_EXERCISE_
Reproduce all records below exactly.

_DATA EXCERPTS_
┌──

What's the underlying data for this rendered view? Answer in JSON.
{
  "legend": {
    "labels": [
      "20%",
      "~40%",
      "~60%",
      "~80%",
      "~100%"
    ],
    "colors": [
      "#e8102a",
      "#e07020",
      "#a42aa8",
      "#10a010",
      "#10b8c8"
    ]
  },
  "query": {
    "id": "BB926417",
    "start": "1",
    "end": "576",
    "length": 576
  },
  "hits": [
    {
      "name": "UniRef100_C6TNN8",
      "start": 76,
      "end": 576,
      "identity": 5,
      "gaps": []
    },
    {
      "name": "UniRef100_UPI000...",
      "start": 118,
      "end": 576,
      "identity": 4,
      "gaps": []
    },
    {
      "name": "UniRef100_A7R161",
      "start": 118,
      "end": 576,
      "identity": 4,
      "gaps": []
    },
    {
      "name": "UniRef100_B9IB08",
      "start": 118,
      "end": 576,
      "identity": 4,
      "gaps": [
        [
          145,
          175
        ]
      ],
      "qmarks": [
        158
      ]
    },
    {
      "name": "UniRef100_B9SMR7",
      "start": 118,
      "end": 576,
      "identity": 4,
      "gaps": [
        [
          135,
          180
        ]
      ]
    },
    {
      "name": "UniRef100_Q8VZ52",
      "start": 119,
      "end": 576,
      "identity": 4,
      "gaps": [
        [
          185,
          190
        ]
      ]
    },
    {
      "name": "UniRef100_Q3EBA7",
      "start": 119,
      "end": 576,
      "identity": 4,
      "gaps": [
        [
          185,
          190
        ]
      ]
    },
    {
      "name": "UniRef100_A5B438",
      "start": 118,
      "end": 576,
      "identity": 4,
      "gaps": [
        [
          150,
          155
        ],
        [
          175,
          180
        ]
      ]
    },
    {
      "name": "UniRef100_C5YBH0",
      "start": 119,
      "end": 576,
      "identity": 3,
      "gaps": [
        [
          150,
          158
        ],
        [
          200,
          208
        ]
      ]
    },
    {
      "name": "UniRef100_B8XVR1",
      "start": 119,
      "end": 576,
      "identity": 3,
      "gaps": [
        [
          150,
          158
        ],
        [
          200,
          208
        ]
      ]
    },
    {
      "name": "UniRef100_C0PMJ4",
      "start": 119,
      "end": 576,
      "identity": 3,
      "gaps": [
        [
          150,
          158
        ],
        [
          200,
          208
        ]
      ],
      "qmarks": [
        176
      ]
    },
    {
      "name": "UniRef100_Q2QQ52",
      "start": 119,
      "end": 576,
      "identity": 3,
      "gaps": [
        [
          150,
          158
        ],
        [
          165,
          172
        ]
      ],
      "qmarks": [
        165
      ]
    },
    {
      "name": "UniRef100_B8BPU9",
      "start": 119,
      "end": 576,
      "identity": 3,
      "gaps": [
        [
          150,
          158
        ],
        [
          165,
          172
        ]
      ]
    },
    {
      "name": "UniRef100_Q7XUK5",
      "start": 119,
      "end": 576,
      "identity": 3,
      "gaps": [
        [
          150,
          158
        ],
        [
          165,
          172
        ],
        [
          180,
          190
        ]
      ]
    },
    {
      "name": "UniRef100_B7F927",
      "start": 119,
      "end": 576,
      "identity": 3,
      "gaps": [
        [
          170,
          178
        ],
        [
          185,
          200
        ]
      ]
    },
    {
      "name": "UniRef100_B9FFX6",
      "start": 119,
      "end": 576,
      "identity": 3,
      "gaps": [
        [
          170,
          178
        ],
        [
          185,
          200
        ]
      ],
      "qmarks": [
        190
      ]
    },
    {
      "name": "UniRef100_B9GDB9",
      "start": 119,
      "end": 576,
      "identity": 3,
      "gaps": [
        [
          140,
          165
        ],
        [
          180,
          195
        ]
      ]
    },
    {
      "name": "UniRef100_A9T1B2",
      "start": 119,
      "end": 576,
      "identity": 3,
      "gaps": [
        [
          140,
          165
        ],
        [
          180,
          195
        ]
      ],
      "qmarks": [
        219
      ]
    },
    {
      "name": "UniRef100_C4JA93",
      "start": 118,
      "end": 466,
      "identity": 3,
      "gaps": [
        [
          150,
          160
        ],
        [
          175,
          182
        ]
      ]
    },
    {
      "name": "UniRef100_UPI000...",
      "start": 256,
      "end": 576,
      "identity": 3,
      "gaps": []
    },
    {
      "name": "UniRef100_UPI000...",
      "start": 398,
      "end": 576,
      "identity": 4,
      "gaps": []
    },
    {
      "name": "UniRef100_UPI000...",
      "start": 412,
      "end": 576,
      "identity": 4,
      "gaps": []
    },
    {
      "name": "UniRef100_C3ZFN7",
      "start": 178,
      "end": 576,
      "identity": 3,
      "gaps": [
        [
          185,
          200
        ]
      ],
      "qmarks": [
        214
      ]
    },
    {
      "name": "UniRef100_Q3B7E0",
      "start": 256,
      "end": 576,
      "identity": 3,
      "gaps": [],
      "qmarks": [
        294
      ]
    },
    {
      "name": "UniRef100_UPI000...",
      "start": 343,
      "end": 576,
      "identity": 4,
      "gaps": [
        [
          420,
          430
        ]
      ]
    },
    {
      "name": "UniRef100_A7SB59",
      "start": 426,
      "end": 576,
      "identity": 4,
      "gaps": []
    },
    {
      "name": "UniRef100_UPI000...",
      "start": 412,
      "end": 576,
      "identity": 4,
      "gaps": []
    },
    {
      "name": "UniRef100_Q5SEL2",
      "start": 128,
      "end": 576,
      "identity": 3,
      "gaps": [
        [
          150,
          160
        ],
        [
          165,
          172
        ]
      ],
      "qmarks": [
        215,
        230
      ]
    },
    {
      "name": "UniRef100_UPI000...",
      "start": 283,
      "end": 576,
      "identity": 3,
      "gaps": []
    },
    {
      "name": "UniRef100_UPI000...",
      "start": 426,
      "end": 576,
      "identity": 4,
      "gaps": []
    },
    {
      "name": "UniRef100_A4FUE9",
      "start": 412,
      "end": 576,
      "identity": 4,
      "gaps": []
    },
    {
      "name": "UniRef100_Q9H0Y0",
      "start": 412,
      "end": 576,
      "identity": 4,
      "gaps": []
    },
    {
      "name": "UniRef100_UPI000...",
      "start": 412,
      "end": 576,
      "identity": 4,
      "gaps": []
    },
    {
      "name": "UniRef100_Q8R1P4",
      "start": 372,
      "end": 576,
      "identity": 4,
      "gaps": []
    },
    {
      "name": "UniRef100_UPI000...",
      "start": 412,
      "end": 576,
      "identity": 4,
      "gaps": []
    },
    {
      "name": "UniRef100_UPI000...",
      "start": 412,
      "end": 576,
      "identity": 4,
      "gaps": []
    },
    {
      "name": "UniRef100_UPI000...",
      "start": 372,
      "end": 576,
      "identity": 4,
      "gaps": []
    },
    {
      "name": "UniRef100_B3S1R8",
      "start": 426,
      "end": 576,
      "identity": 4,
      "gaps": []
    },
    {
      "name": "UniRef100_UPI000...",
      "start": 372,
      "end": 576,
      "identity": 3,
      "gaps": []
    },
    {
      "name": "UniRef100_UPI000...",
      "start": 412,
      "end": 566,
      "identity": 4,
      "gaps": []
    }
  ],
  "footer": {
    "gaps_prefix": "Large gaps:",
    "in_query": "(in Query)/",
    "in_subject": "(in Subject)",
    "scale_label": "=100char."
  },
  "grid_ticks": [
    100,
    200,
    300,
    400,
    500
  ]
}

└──

_RESPONSE TO THIS TASK_
What's the underlying data for this rendered view? Answer in JSON.
{
  "legend": {
    "labels": [
      "20%",
      "~40%",
      "~60%",
      "~80%",
      "~100%"
    ],
    "colors": [
      "#e8102a",
      "#e07020",
      "#a42aa8",
      "#10a010",
      "#10b8c8"
    ]
  },
  "query": {
    "id": "BB926417",
    "start": "1",
    "end": "576",
    "length": 576
  },
  "hits": [
    {
      "name": "UniRef100_C6TNN8",
      "start": 76,
      "end": 576,
      "identity": 5,
      "gaps": []
    },
    {
      "name": "UniRef100_UPI000...",
      "start": 118,
      "end": 576,
      "identity": 4,
      "gaps": []
    },
    {
      "name": "UniRef100_A7R161",
      "start": 118,
      "end": 576,
      "identity": 4,
      "gaps": []
    },
    {
      "name": "UniRef100_B9IB08",
      "start": 118,
      "end": 576,
      "identity": 4,
      "gaps": [
        [
          145,
          175
        ]
      ],
      "qmarks": [
        158
      ]
    },
    {
      "name": "UniRef100_B9SMR7",
      "start": 118,
      "end": 576,
      "identity": 4,
      "gaps": [
        [
          135,
          180
        ]
      ]
    },
    {
      "name": "UniRef100_Q8VZ52",
      "start": 119,
      "end": 576,
      "identity": 4,
      "gaps": [
        [
          185,
          190
        ]
      ]
    },
    {
      "name": "UniRef100_Q3EBA7",
      "start": 119,
      "end": 576,
      "identity": 4,
      "gaps": [
        [
          185,
          190
        ]
      ]
    },
    {
      "name": "UniRef100_A5B438",
      "start": 118,
      "end": 576,
      "identity": 4,
      "gaps": [
        [
          150,
          155
        ],
        [
          175,
          180
        ]
      ]
    },
    {
      "name": "UniRef100_C5YBH0",
      "start": 119,
      "end": 576,
      "identity": 3,
      "gaps": [
        [
          150,
          158
        ],
        [
          200,
          208
        ]
      ]
    },
    {
      "name": "UniRef100_B8XVR1",
      "start": 119,
      "end": 576,
      "identity": 3,
      "gaps": [
        [
          150,
          158
        ],
        [
          200,
          208
        ]
      ]
    },
    {
      "name": "UniRef100_C0PMJ4",
      "start": 119,
      "end": 576,
      "identity": 3,
      "gaps": [
        [
          150,
          158
        ],
        [
          200,
          208
        ]
      ],
      "qmarks": [
        176
      ]
    },
    {
      "name": "UniRef100_Q2QQ52",
      "start": 119,
      "end": 576,
      "identity": 3,
      "gaps": [
        [
          150,
          158
        ],
        [
          165,
          172
        ]
      ],
      "qmarks": [
        165
      ]
    },
    {
      "name": "UniRef100_B8BPU9",
      "start": 119,
      "end": 576,
      "identity": 3,
      "gaps": [
        [
          150,
          158
        ],
        [
          165,
          172
        ]
      ]
    },
    {
      "name": "UniRef100_Q7XUK5",
      "start": 119,
      "end": 576,
      "identity": 3,
      "gaps": [
        [
          150,
          158
        ],
        [
          165,
          172
        ],
        [
          180,
          190
        ]
      ]
    },
    {
      "name": "UniRef100_B7F927",
      "start": 119,
      "end": 576,
      "identity": 3,
      "gaps": [
        [
          170,
          178
        ],
        [
          185,
          200
        ]
      ]
    },
    {
      "name": "UniRef100_B9FFX6",
      "start": 119,
      "end": 576,
      "identity": 3,
      "gaps": [
        [
          170,
          178
        ],
        [
          185,
          200
        ]
      ],
      "qmarks": [
        190
      ]
    },
    {
      "name": "UniRef100_B9GDB9",
      "start": 119,
      "end": 576,
      "identity": 3,
      "gaps": [
        [
          140,
          165
        ],
        [
          180,
          195
        ]
      ]
    },
    {
      "name": "UniRef100_A9T1B2",
      "start": 119,
      "end": 576,
      "identity": 3,
      "gaps": [
        [
          140,
          165
        ],
        [
          180,
          195
        ]
      ],
      "qmarks": [
        219
      ]
    },
    {
      "name": "UniRef100_C4JA93",
      "start": 118,
      "end": 466,
      "identity": 3,
      "gaps": [
        [
          150,
          160
        ],
        [
          175,
          182
        ]
      ]
    },
    {
      "name": "UniRef100_UPI000...",
      "start": 256,
      "end": 576,
      "identity": 3,
      "gaps": []
    },
    {
      "name": "UniRef100_UPI000...",
      "start": 398,
      "end": 576,
      "identity": 4,
      "gaps": []
    },
    {
      "name": "UniRef100_UPI000...",
      "start": 412,
      "end": 576,
      "identity": 4,
      "gaps": []
    },
    {
      "name": "UniRef100_C3ZFN7",
      "start": 178,
      "end": 576,
      "identity": 3,
      "gaps": [
        [
          185,
          200
        ]
      ],
      "qmarks": [
        214
      ]
    },
    {
      "name": "UniRef100_Q3B7E0",
      "start": 256,
      "end": 576,
      "identity": 3,
      "gaps": [],
      "qmarks": [
        294
      ]
    },
    {
      "name": "UniRef100_UPI000...",
      "start": 343,
      "end": 576,
      "identity": 4,
      "gaps": [
        [
          420,
          430
        ]
      ]
    },
    {
      "name": "UniRef100_A7SB59",
      "start": 426,
      "end": 576,
      "identity": 4,
      "gaps": []
    },
    {
      "name": "UniRef100_UPI000...",
      "start": 412,
      "end": 576,
      "identity": 4,
      "gaps": []
    },
    {
      "name": "UniRef100_Q5SEL2",
      "start": 128,
      "end": 576,
      "identity": 3,
      "gaps": [
        [
          150,
          160
        ],
        [
          165,
          172
        ]
      ],
      "qmarks": [
        215,
        230
      ]
    },
    {
      "name": "UniRef100_UPI000...",
      "start": 283,
      "end": 576,
      "identity": 3,
      "gaps": []
    },
    {
      "name": "UniRef100_UPI000...",
      "start": 426,
      "end": 576,
      "identity": 4,
      "gaps": []
    },
    {
      "name": "UniRef100_A4FUE9",
      "start": 412,
      "end": 576,
      "identity": 4,
      "gaps": []
    },
    {
      "name": "UniRef100_Q9H0Y0",
      "start": 412,
      "end": 576,
      "identity": 4,
      "gaps": []
    },
    {
      "name": "UniRef100_UPI000...",
      "start": 412,
      "end": 576,
      "identity": 4,
      "gaps": []
    },
    {
      "name": "UniRef100_Q8R1P4",
      "start": 372,
      "end": 576,
      "identity": 4,
      "gaps": []
    },
    {
      "name": "UniRef100_UPI000...",
      "start": 412,
      "end": 576,
      "identity": 4,
      "gaps": []
    },
    {
      "name": "UniRef100_UPI000...",
      "start": 412,
      "end": 576,
      "identity": 4,
      "gaps": []
    },
    {
      "name": "UniRef100_UPI000...",
      "start": 372,
      "end": 576,
      "identity": 4,
      "gaps": []
    },
    {
      "name": "UniRef100_B3S1R8",
      "start": 426,
      "end": 576,
      "identity": 4,
      "gaps": []
    },
    {
      "name": "UniRef100_UPI000...",
      "start": 372,
      "end": 576,
      "identity": 3,
      "gaps": []
    },
    {
      "name": "UniRef100_UPI000...",
      "start": 412,
      "end": 566,
      "identity": 4,
      "gaps": []
    }
  ],
  "footer": {
    "gaps_prefix": "Large gaps:",
    "in_query": "(in Query)/",
    "in_subject": "(in Subject)",
    "scale_label": "=100char."
  },
  "grid_ticks": [
    100,
    200,
    300,
    400,
    500
  ]
}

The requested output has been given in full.